Our aim is to work with CBOs in supporting vulnerable and marginalised people – women, youth and people with disabilities – to access employment opportunities and earn sustainable incomes. This support will include revolving loan schemes that helped Mata and will help more people to start up their own businesses. We will also provide farming hand tools and seed loans for agriculture, and will support youth and vulnerable people to undertake vocational training placements with local artisans.
We are working hard to keep the people we work with and our project staff safe while we deliver these activities, so we have made some changes to ensure our programme can continue safely. For example, our training sessions now take place in smaller groups of no more than 5 people at a time, to make sure we maintain physical distancing. We are also raising awareness of Covid-19, its symptoms and how people can protect themselves, and providing handwashing stations to prevent the spread of the disease within communities.
We want to help change the lives of vulnerable people in Pujehun District by giving them the assistance they need to support themselves, whether this is by providing loans, offering business mentoring or helping to raise awareness of discrimination. We know that these opportunities are essential to support marginalised people to earn a living. And if Mata is an example of what can be achieved when we support communities such as this, then just imagine the extraordinary human potential we can unlock. To date, we have made incredible progress in helping people find lasting ways out of poverty and deprivation, but more people need our help.
Vulnerable people in Pujehun District have few opportunities to earn sustainable incomes and shape their own futures without overcoming substantial hurdles. But, in a country that was devastated by brutal civil conflict and that still carries those wounds, Mata’s story is an encouraging one.
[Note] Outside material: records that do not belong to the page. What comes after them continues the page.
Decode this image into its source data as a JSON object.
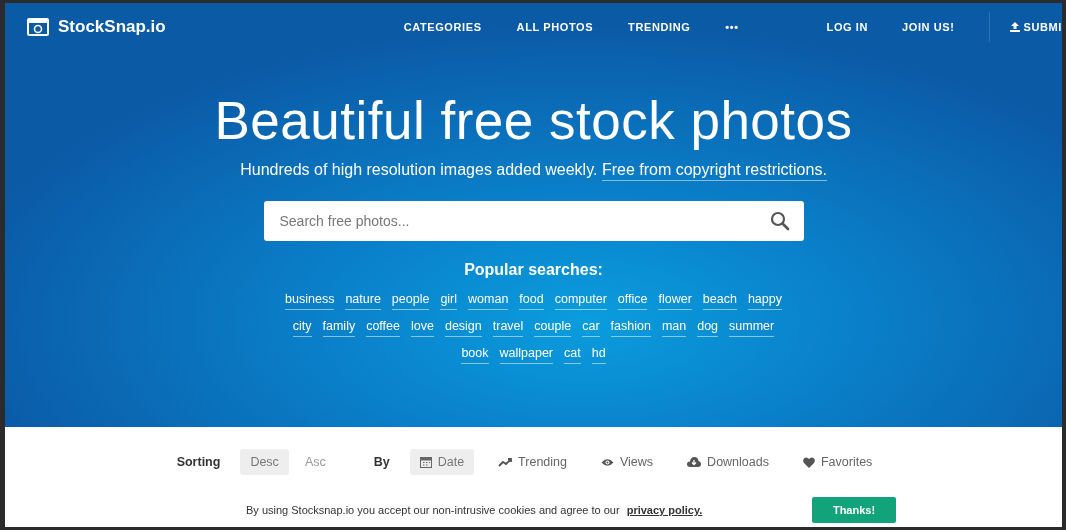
{
  "logo": {
    "text": "StockSnap.io"
  },
  "nav": [
    {
      "label": "CATEGORIES"
    },
    {
      "label": "ALL PHOTOS"
    },
    {
      "label": "TRENDING"
    },
    {
      "label": "•••"
    }
  ],
  "nav_right": [
    {
      "label": "LOG IN",
      "kind": "link"
    },
    {
      "label": "JOIN US!",
      "kind": "link"
    },
    {
      "label": "SUBMI",
      "kind": "upload"
    }
  ],
  "hero": {
    "title": "Beautiful free stock photos",
    "subtitle": "Hundreds of high resolution images added weekly.",
    "subtitle_link": "Free from copyright restrictions."
  },
  "search": {
    "placeholder": "Search free photos..."
  },
  "popular": {
    "heading": "Popular searches:",
    "tags": [
      "business",
      "nature",
      "people",
      "girl",
      "woman",
      "food",
      "computer",
      "office",
      "flower",
      "beach",
      "happy",
      "city",
      "family",
      "coffee",
      "love",
      "design",
      "travel",
      "couple",
      "car",
      "fashion",
      "man",
      "dog",
      "summer",
      "book",
      "wallpaper",
      "cat",
      "hd"
    ]
  },
  "sorting": {
    "label": "Sorting",
    "orders": [
      {
        "label": "Desc",
        "selected": true
      },
      {
        "label": "Asc",
        "selected": false
      }
    ],
    "by_label": "By",
    "by": [
      {
        "label": "Date",
        "kind": "calendar",
        "selected": true
      },
      {
        "label": "Trending",
        "kind": "trend",
        "selected": false
      },
      {
        "label": "Views",
        "kind": "eye",
        "selected": false
      },
      {
        "label": "Downloads",
        "kind": "cloud",
        "selected": false
      },
      {
        "label": "Favorites",
        "kind": "heart",
        "selected": false
      }
    ]
  },
  "cookie": {
    "text": "By using Stocksnap.io you accept our non-intrusive cookies and agree to our",
    "link": "privacy policy.",
    "button": "Thanks!"
  }
}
At its heart, the project is about giving Mata, and the many thousands like her, the ability to feed her children and send them to school, because education always leads to greater things. Progress always comes back to learning – it is the first step on the journey to creating a country where vulnerable groups can provide for themselves and thrive.
We are passionate about helping the people of Pujehun District, but we cannot do it alone. This is a crisis that together we can change – we still need to raise £17,450 in match funding. Your help will make an extraordinary difference and will be another step towards helping the people of Pujehun to build the future they deserve.